- Example: This situation often arises when an agent of a retail establishment detains a suspected shoplifter. If the individual is not actually a shoplifter, the detention is wrongful and can constitute false imprisonment.
- What are Intentional Torts?
- Assault and Battery?
- Intentional Infliction of Emotions Distress?
- Invasion of Privacy?
- Malicious Prosecution?
- Defenses to Defamation?
What type of action do you believe would reasonably make a person believe that she is detained without the ability to leave? Why?
Everett is a security guard at a local clothing store. He believes that a customer is shoplifting. He asks the customer to step into the back room of the store to interrogate her. Upon arriving in the back room, the customer says that she feels uncomfortable and wishes to leave the store. Everett tells her that the police are coming and that she cannot leave until they arrive. Under what conditions has Everett committed a tort?
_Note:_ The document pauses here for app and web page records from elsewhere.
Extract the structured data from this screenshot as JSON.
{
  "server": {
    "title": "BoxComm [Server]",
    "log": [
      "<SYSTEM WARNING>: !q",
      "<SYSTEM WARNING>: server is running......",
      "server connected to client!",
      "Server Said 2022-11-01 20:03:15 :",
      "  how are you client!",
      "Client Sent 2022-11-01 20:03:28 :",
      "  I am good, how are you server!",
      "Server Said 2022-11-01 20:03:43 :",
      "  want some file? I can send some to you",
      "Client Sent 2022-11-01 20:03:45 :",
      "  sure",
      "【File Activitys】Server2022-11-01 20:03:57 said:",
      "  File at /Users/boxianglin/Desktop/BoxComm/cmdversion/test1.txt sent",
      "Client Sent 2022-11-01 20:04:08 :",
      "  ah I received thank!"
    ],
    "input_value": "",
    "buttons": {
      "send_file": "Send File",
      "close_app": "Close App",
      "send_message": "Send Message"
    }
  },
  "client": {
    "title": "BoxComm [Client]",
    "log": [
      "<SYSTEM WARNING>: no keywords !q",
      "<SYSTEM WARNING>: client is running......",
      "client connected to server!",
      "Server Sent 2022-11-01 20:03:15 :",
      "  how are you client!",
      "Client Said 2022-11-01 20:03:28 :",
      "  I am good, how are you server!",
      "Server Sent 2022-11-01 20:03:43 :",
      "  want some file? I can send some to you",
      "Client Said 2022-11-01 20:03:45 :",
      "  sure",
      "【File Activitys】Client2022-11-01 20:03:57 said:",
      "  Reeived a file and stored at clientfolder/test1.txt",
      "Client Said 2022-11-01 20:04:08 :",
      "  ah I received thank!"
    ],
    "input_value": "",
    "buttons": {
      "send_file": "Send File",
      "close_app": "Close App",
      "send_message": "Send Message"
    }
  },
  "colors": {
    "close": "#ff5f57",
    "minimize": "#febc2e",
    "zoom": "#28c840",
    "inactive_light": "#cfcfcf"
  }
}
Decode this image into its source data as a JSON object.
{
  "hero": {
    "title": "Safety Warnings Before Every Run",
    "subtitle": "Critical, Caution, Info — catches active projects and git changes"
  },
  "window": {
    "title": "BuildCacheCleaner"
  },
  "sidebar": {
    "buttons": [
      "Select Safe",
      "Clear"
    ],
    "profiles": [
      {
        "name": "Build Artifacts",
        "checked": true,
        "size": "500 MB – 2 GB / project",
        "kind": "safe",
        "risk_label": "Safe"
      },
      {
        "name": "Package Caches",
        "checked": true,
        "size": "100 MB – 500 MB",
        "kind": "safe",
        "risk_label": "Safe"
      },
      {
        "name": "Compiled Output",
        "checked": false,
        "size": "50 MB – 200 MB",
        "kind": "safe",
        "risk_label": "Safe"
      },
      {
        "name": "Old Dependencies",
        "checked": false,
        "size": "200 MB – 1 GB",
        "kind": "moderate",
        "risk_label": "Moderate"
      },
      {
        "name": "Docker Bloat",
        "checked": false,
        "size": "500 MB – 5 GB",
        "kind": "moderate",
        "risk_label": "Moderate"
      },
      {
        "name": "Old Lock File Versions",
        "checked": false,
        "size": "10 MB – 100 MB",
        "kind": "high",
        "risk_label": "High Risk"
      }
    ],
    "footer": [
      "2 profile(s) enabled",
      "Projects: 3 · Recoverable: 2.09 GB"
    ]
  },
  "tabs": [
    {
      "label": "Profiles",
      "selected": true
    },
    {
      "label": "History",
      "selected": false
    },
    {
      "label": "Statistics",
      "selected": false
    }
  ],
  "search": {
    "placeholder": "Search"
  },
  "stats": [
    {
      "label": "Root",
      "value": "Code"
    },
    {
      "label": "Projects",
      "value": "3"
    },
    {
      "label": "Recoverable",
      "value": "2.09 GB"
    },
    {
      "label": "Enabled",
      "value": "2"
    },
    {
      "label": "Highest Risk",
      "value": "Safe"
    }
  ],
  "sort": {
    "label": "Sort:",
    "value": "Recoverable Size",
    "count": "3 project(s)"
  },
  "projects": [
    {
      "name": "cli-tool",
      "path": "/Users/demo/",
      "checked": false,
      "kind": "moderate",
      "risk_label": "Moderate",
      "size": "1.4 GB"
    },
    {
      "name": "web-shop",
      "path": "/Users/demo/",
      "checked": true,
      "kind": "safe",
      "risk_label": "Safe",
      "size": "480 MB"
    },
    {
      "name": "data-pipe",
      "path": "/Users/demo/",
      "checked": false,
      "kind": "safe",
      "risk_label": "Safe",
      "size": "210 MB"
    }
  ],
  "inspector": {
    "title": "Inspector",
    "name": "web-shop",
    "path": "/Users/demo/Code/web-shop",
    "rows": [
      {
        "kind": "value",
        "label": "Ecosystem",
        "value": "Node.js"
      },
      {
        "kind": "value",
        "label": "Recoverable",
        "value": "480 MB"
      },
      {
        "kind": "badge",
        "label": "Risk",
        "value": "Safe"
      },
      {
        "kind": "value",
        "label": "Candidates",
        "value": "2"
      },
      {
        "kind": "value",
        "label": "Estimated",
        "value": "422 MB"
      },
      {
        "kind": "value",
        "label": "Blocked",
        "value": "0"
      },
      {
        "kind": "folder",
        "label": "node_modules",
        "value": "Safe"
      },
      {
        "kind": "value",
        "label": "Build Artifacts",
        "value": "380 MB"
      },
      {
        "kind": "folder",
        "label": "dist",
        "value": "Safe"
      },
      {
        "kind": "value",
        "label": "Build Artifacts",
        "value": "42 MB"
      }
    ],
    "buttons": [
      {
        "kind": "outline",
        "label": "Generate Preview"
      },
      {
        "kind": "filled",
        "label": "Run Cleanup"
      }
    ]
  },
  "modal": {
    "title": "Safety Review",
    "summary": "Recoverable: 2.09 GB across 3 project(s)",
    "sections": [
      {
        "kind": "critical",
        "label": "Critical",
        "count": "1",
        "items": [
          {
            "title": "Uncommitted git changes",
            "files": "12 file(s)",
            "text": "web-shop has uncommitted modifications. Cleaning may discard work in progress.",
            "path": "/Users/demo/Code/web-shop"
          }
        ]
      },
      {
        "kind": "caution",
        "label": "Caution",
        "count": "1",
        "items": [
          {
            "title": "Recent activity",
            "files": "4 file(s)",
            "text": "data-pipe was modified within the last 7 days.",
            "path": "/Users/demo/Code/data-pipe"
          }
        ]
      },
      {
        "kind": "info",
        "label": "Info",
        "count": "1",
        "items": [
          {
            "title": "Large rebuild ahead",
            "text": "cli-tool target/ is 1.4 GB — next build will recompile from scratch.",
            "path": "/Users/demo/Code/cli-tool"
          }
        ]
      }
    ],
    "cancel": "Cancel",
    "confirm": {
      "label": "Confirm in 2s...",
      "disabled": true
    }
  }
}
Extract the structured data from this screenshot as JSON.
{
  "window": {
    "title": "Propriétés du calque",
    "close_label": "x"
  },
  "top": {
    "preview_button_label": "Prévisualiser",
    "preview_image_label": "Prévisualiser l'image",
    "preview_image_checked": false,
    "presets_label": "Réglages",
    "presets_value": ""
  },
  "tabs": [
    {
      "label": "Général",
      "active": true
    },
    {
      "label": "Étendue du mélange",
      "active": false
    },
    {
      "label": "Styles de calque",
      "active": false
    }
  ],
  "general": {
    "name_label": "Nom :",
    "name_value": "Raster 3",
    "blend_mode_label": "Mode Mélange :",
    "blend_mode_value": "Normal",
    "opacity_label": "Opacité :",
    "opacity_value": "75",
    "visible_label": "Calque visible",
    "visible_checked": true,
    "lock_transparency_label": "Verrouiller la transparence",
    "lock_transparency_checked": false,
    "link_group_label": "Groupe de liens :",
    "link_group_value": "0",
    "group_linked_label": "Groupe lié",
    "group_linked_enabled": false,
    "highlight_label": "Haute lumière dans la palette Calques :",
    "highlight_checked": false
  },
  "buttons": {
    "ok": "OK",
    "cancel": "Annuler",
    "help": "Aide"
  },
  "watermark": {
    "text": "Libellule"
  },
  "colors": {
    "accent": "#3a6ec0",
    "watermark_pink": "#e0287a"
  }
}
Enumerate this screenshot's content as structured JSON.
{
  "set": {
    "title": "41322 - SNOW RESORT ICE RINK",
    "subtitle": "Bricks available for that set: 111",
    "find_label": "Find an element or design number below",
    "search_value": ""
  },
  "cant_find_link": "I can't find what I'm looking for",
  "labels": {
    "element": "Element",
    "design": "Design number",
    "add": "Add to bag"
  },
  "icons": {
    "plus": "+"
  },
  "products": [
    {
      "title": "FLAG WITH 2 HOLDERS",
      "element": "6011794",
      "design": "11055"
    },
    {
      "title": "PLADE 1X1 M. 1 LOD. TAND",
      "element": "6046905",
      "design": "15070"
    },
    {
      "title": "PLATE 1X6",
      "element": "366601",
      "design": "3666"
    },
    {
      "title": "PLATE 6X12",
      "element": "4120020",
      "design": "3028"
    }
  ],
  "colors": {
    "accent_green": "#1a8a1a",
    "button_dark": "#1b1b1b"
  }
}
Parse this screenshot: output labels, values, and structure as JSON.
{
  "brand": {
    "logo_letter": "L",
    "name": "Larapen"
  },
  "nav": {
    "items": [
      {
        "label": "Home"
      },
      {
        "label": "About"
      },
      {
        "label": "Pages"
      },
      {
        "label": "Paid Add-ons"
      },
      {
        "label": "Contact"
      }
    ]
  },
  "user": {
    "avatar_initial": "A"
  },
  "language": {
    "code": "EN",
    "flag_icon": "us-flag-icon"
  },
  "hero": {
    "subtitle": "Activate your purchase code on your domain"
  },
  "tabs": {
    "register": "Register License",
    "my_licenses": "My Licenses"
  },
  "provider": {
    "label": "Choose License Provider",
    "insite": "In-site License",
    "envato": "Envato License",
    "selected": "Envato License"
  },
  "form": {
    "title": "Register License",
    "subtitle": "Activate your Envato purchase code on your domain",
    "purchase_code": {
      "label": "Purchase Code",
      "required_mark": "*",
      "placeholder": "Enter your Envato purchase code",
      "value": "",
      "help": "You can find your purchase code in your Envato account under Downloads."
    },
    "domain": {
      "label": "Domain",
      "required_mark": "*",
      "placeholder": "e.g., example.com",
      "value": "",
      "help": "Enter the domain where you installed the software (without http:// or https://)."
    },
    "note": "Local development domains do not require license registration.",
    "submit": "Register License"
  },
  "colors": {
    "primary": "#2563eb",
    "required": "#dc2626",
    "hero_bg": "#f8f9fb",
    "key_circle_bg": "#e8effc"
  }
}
- False imprisonment is an act punishable under the law. It occurs when a person commits an act of restraint on another person which confirms that the person in a bounded area. The claimant must establish a prima facie case, that the defendant willfully acted, that the defendant confined the plaintiff without the plaintiffs consent and without the authority of the law, that the defendants act caused the plaintiffs confinement and that the plaintiff is aware of his/her own confinement. An act of restraint can be a physical barrier (such as a locked door), the use of physical force to restrain, a failure to release, or an invalid use of legal authority. However, one of the affirmative defenses to the false imprisonment tort, which is recognized in some states, is called the shopkeepers privilege defense. The doctrine of a shopkeepers privilege states that in that situation, a shopkeeper defendant who reasonably believes that the plaintiff has stolen or is attempting to steal something from the defendant shopkeeper may detain the plaintiff in a reasonable manner for a reasonable amount of time to investigate. In the example in the practice question, Everett acted in the capacity of a shopkeeper acting on suspicion of a possible shoplift, hence he has not committed a tort. https://www.law.cornell.edu/wex/false_imprisonment
- Arbel, Efrat, Devalued Liberty and Undue Deference: The Tort of False Imprisonment and the Law of Solitary Confinement (June 4, 2018). Supreme Court Law Review, Vol. 84, 2018. Available at SSRN: https://ssrn.com/abstract=3190520
- Penovic, Tania, Testing the Boundaries of Administrative Detention Through the Tort of False Imprisonment (January 1, 2008). (2008) 16 Torts Law Journal, 156-181. Available at SSRN: https://ssrn.com/abstract=2282245 [/ht_toggle]